For many years, the idea of having a historical museum and archives specifically for Marengo County has been on the minds of many, but recent efforts toward the project are closer than ever to making it a reality.

The project gained momentum in 2003 when Bert and Mary Louise Rosenbush donated their building on Walnut Street to the city in the hopes that it would one day house such a place. While the building has been waiting for occupancy, a group of dedicated people has been working to fulfill the Rosenbush’s vision for their former furniture store.

“For all the people who were in Marengo County when it was settled and even the pre-history, we want to tell their story,” said Mary Jones-Fitts, who has been one of the many people working to get the museum up and running.

Jones-Fitts first had the idea of doing a museum to honor the African American culture of the area, and approached the office of Rep. Artur Davis with the idea in 2006. Soon thereafter, with assistance from Gwen Turner, Jones-Fitts was introduced to other people in the community who had also been hoping to put together such a project, like Kayte Melton.

Since then, the idea has grown into a tax-exempt incorporation, known as the Marengo County History and Archives Museum Foundation Inc. They have also recently secured a 30-year lease with the city on the very building where the project first began.

According to Kirk Brooker, another key player in the future museum, one of their chief concerns right now is with fundraising. Although they have secured grant funds through the Black Belt Community Foundation, the National Trust for Historic Preservation and other groups, they are constantly seeking out more funds.

“We really want this to be something beyond anything Demopolis has to offer,” Brooker said.

While there has been skepticism in the past about the project moving forward, those who are closely involved say they have simply been trying to put together a high quality facility and do so in the right way, a process that simply takes time, Brooker said.

Preliminary plans for the 9,000 square foot main floor of the Rosenbush building include a specifc display area for each of the major cultures of Marengo County: Native American, French, European, African American, Jewish. Furthermore, there will also be specific displays for the Civil Rights movement and a sports hall of fame area.

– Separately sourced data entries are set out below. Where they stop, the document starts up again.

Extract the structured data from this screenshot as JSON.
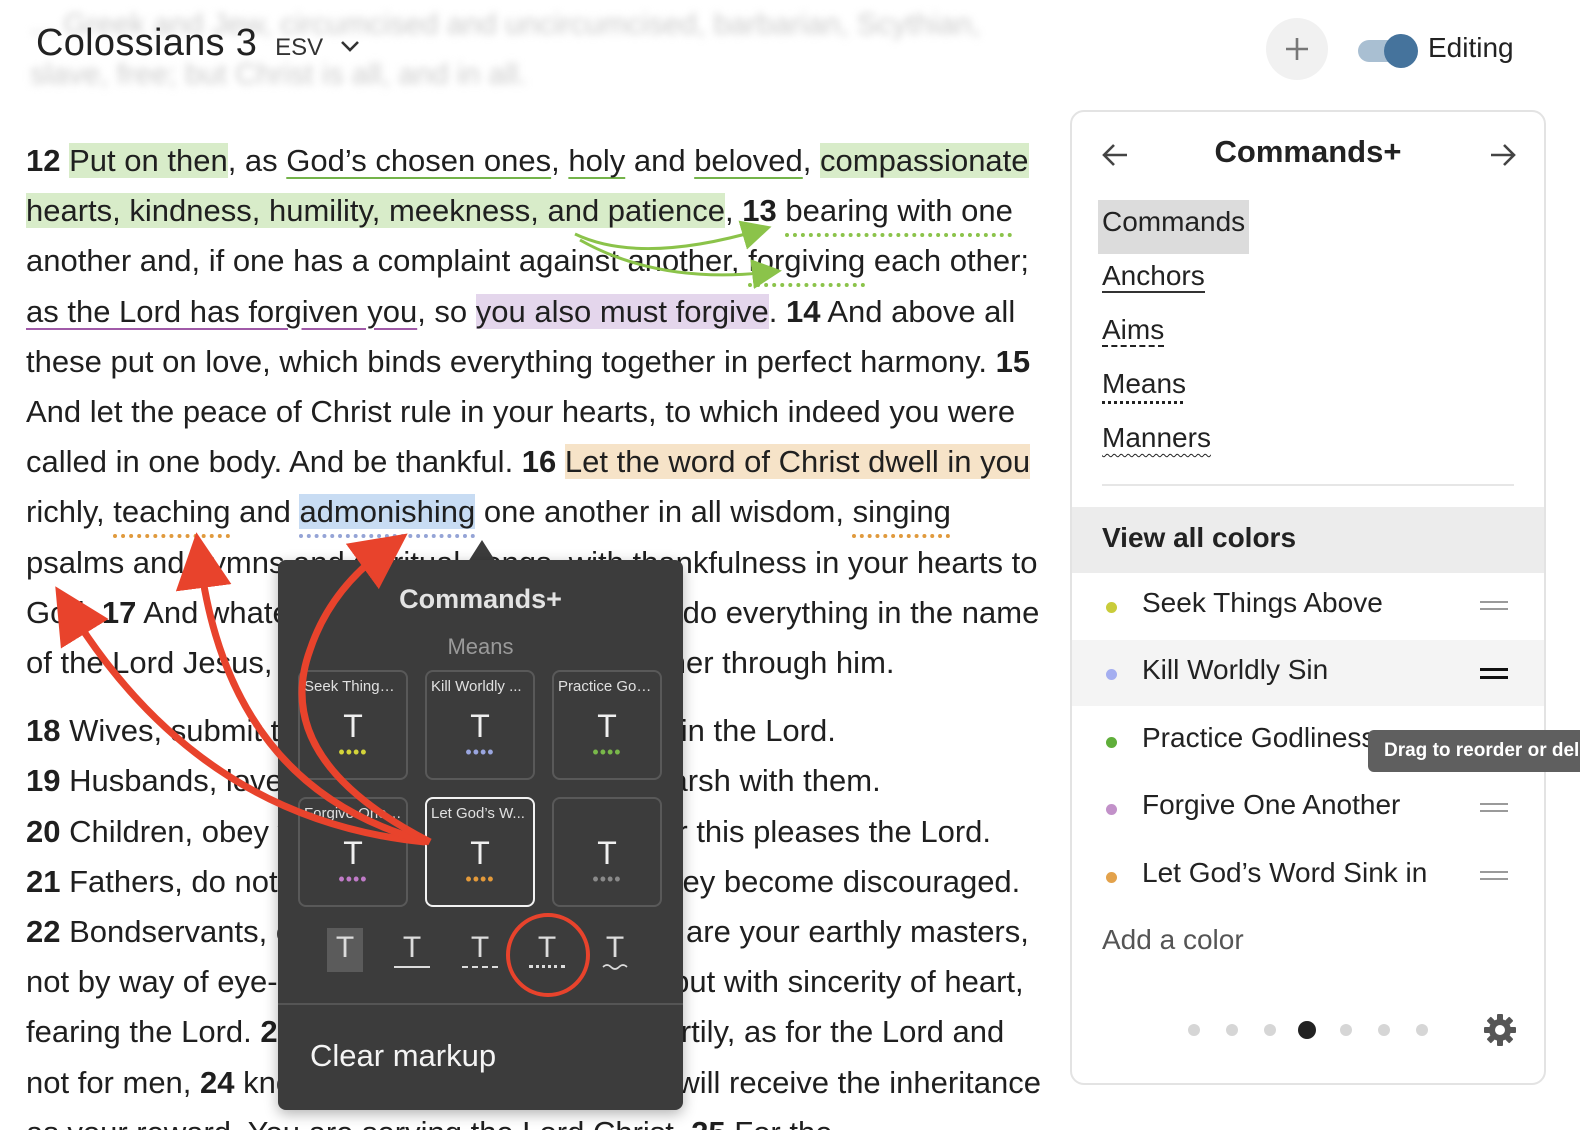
{
  "header": {
    "title": "Colossians 3",
    "version": "ESV",
    "editing_label": "Editing",
    "faded_text": "... Greek and Jew, circumcised and uncircumcised, barbarian, Scythian, slave, free; but Christ is all, and in all."
  },
  "passage": {
    "v12_num": "12",
    "v12_a": "Put on then",
    "v12_b": ", as ",
    "v12_c": "God’s chosen ones",
    "v12_d": ", ",
    "v12_e": "holy",
    "v12_f": " and ",
    "v12_g": "beloved",
    "v12_h": ", ",
    "v12_i": "compassionate hearts, kindness, humility, meekness, and patience",
    "v12_j": ", ",
    "v13_num": "13",
    "v13_a": " ",
    "v13_b": "bearing with one",
    "v13_c": " another and, if one has a complaint against another, ",
    "v13_d": "forgiving",
    "v13_e": " each other; ",
    "v13_f": "as the Lord has forgiven you",
    "v13_g": ", so ",
    "v13_h": "you also must forgive",
    "v13_i": ". ",
    "v14_num": "14",
    "v14_a": " And above all these put on love, which binds everything together in perfect harmony. ",
    "v15_num": "15",
    "v15_a": " And let the peace of Christ rule in your hearts, to which indeed you were called in one body. And be thankful. ",
    "v16_num": "16",
    "v16_a": " ",
    "v16_b": "Let the word of Christ dwell in you",
    "v16_c": " richly, ",
    "v16_d": "teaching",
    "v16_e": " and ",
    "v16_f": "admonishing",
    "v16_g": " one another in all wisdom, ",
    "v16_h": "singing",
    "v16_i": " psalms and hymns and spiritual songs, with thankfulness in your hearts to God. ",
    "v17_num": "17",
    "v17_a": " And whatever you do, in word or deed, do everything in the name of the Lord Jesus, giving thanks to God the Father through him.",
    "v18_num": "18",
    "v18_a": " Wives, submit to your husbands, as is fitting in the Lord.",
    "v19_num": "19",
    "v19_a": " Husbands, love your wives, and do not be harsh with them.",
    "v20_num": "20",
    "v20_a": " Children, obey your parents in everything, for this pleases the Lord.",
    "v21_num": "21",
    "v21_a": " Fathers, do not provoke your children, lest they become discouraged.",
    "v22_num": "22",
    "v22_a": " Bondservants, obey in everything those who are your earthly masters, not by way of eye-service, as people-pleasers, but with sincerity of heart, fearing the Lord. ",
    "v23_num": "23",
    "v23_a": " Whatever you do, work heartily, as for the Lord and not for men, ",
    "v24_num": "24",
    "v24_a": " knowing that from the Lord you will receive the inheritance as your reward. You are serving the Lord Christ. ",
    "v25_num": "25",
    "v25_a": " For the"
  },
  "popup": {
    "title": "Commands+",
    "subtitle": "Means",
    "tiles": [
      {
        "label": "Seek Things ...",
        "glyph": "T",
        "dots": "••••",
        "dot_color": "#d4d43a"
      },
      {
        "label": "Kill Worldly ...",
        "glyph": "T",
        "dots": "••••",
        "dot_color": "#9aa6e0"
      },
      {
        "label": "Practice God...",
        "glyph": "T",
        "dots": "••••",
        "dot_color": "#79b84a"
      },
      {
        "label": "Forgive One ...",
        "glyph": "T",
        "dots": "••••",
        "dot_color": "#c07bc8"
      },
      {
        "label": "Let God’s W...",
        "glyph": "T",
        "dots": "••••",
        "dot_color": "#e49a3a"
      },
      {
        "label": "",
        "glyph": "T",
        "dots": "••••",
        "dot_color": "#8a8a8a"
      }
    ],
    "styles": [
      "T",
      "T",
      "T",
      "T",
      "T"
    ],
    "clear_label": "Clear markup"
  },
  "panel": {
    "title": "Commands+",
    "lenses": [
      "Commands",
      "Anchors",
      "Aims",
      "Means",
      "Manners"
    ],
    "view_all": "View all colors",
    "colors": [
      {
        "name": "Seek Things Above",
        "color": "#c9cc3a"
      },
      {
        "name": "Kill Worldly Sin",
        "color": "#a4aef0"
      },
      {
        "name": "Practice Godliness",
        "color": "#5fae3a"
      },
      {
        "name": "Forgive One Another",
        "color": "#c291c9"
      },
      {
        "name": "Let God’s Word Sink in",
        "color": "#e3a24b"
      }
    ],
    "add_color": "Add a color",
    "tooltip": "Drag to reorder or delete",
    "page_dots": 7,
    "active_page": 4
  },
  "icons": {
    "add": "plus-icon",
    "chevron": "chevron-down-icon",
    "back": "arrow-left-icon",
    "forward": "arrow-right-icon",
    "settings": "gear-icon",
    "drag": "drag-handle-icon"
  }
}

Another special part of the project is being made possible by grant funds from the BBCF to the Marengo County Historical Society. The grant will pay for an oral history project focusing on the Civil Rights era with special focus on integration.